Ok, the shock is gone. Thank you for reassuring me that you know what
you do. That was my biggest concern. I'm happy that you can reuse some
of my code. Finally, someone can use something I wrote to make better
progress. Normally, it's the other way around. :-)
FWIW, I noticed that as well.
So I'm wishing you the best of luck and I will assist where I can.
Thanks. I already have a few remarks, but I'm not sure that you can
offer assistance. This is mainly because there is an inherent
difficulty in that XSL-FO 1.0 refers entirely to CSS for
border-resolution rules, but CSS was written with HTML in mind... It's

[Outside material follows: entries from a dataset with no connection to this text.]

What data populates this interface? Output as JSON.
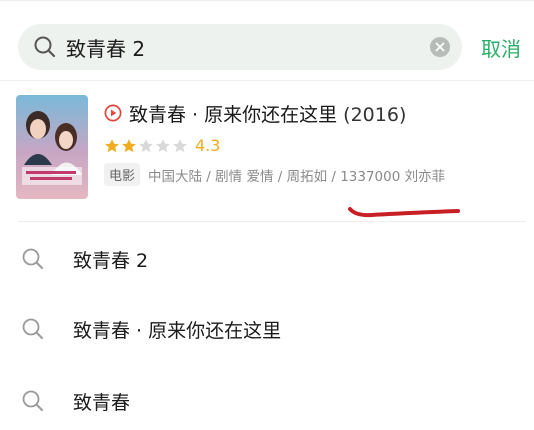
{
  "search": {
    "query": "致青春 2",
    "cancel_label": "取消",
    "icon": "search-icon",
    "clear_icon": "clear-icon"
  },
  "result": {
    "title": "致青春 · 原来你还在这里",
    "year": "(2016)",
    "rating": "4.3",
    "rating_stars": 2,
    "rating_max": 5,
    "type": "电影",
    "meta": "中国大陆 / 剧情 爱情 / 周拓如 / 1337000 刘亦菲",
    "play_icon": "play-circle-icon",
    "accent_color": "#e2473d",
    "star_color": "#f0ad1e"
  },
  "suggestions": [
    {
      "label": "致青春 2"
    },
    {
      "label": "致青春 · 原来你还在这里"
    },
    {
      "label": "致青春"
    }
  ],
  "colors": {
    "accent": "#2aae67",
    "search_bg": "#eef2ef",
    "annotation": "#c81f26"
  }
}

all so much simpler if there exists no such thing as page-breaks and
you have to deal with one continuous table. Maybe this issue should be
addressed at W3C? It's understandable that the XSL-FO WG wanted very
much to avoid having to duplicate rules that are already defined in
other Recommendations, but simply pointing to CSS, which was clearly
meant for non-paginated layout, seems to leave too much room for
I'm wondering, for instance, whether the table's before-border specs
are only relevant for the first page that is spanned by the table. For
example: in case the table has a header (and
omit-header-at-break="false"), and the table's before-border wins, then
it can still *appear* on the following pages (but that will be because
it *is* the header's before-border).
Another one to chew on: start from a table without header/footer which
does have multiple bodies. Suppose also that there are no borders
specified on any elements other than the bodies (for the sake of
simplicity). Now, if it turns out that a page-break occurs right in
between the two bodies, does this mean that the later body's
before-border still must be collapsed with the earlier body's
after-border (so in this simplified case the after-border on one page
will *always* be the same as the before-border on the next)?